Scared the living tar out of me. First time I see a live elk in my life and the buggers decide to be social... What do I do? Big as bugger elk walking up to me, whole lotta pointy bits sticking out of its head and it giving me the eye? I stand there and go "Derr... pretty elk, must take pictures!", rather than back away more and keep my distance.
I'd say, judging by how it was handling the mob that had formed by this point, these elk are very familiar with humans.
Alpha-Male Bull Elk and Cows
Thats our alpha male I was talking about, he was across the road behind me, kinda casually watching all the goings on in the other part of the prairie. That was, until the mr. Closeup decided it was a good idea to cross the road a little ways down from me and enter his field. The pictures above were taken as the alpha was... I dunno, doing the Elk equivalent of a street taunt?
After our adventures with Elk, we managed to tear ourselves away and drive on down the Drury Parkway (The road you see in those last two pictures) to the turn off for Davidson Road, the route over the hills to Fern Canyon.
First off, don't ever let anyone tell you that Davidson road is a nice, well maintained gravel road in the woods. It might have been that, once upon a time, but heavy use, lack of maintainence (I don't think I've hit a deeper pothole) and hard winters has turned it into something that might have been graveled at one time, but is mostly rutted dirt and bits of gravel thrown in.
We thought the folks driving the very nice sports cars (Mustangs!) down that road were just nuts after we had driven it and got the poo shook out of us (Literally...)
One good thing we did learn is since this area is also part of Prairie Creek Redwoods, our pass from paying for our campsite back at the main campground covered us for entry into the Gold Bluffs/Fern Canyon area.
Fern Canyon is defintely worth the drive. The road is managable with a truck camper, but I'd recommend bubble wrapping anything breakable before attempting it. After visiting Gold Bluffs CG, I defintely think we were probably better off where we had decided to camp, though the Gold Bluffs CG was very nice, clean and with a good outhouse structure, we just would have completely missed the huge numbers of Elk and probably the wonderful drive on the Drury Parkway (Which, btw, is a great way to get around those big 7% hills heading into Orick.)
Ah, I do love Fern Canyon, the area is crisp, cool and amazingly green!

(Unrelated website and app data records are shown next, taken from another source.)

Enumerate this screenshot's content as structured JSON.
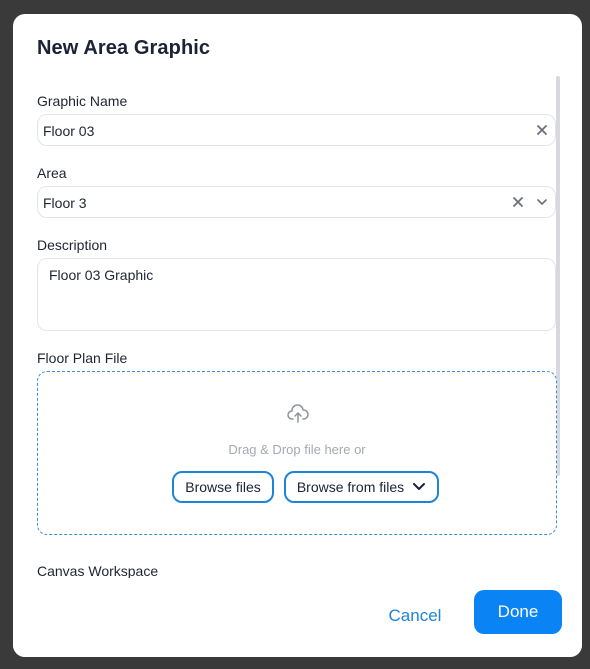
{
  "dialog": {
    "title": "New Area Graphic"
  },
  "graphic_name": {
    "label": "Graphic Name",
    "value": "Floor 03"
  },
  "area": {
    "label": "Area",
    "value": "Floor 3"
  },
  "description": {
    "label": "Description",
    "value": "Floor 03 Graphic"
  },
  "floor_plan": {
    "label": "Floor Plan File",
    "drop_text": "Drag & Drop file here or",
    "browse_files": "Browse files",
    "browse_from_files": "Browse from files"
  },
  "canvas": {
    "label": "Canvas Workspace"
  },
  "footer": {
    "cancel": "Cancel",
    "done": "Done"
  },
  "icons": {
    "clear": "close-icon",
    "dropdown": "chevron-down-icon",
    "upload": "cloud-upload-icon"
  },
  "colors": {
    "accent": "#0a84f5",
    "link": "#1e84d6",
    "dashed_border": "#3a8fd6"
  }
}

The entrance into the canyon truly understates the depth of amazing lushness beyond. The hike follows the small stream that made the canyon (One of the many you ford on the road into the parking lot for the Fern Canyon Hike, don't take them too fast like I did!), with man-made crossings set down here and there over the waters path. Many of these primitive pressure treated board crossings are in odd states of repair. More than once, we needed to cross side ways as have the planking was entirely missing, or smashed into small pieces.
Even so, I'd still do the hike again in a heart beat.
Now, if you aren't interested in hiking back out through the canyon itself, there's a canyon rim trail that runs back towards the parking lot, if nothing else, it adds a bit of extra variety to the walk.
Now, here's a very important lesson one must remember before hiking, or for that matter, driving, to Fern Canyon. When ya get to the parking lot, make certain you are empty, Davidson Road is not the best road to drive down right after eating breakfast, as I learned in our hike. I don't think I've pinch-walked faster back towards the parking lot when we were done with the trail.
After all our adventure with Fern Canyon, we set off back to camp to collect the camper and start on our way south towards Ferndale and the what we affectionately call, "The Road from Hell.".
As an added tidbit before I close this part of the adventure tale, I've included some photos of my hitch extension and the hitch reinforcement we did.
And, YES, it is a 48" extension.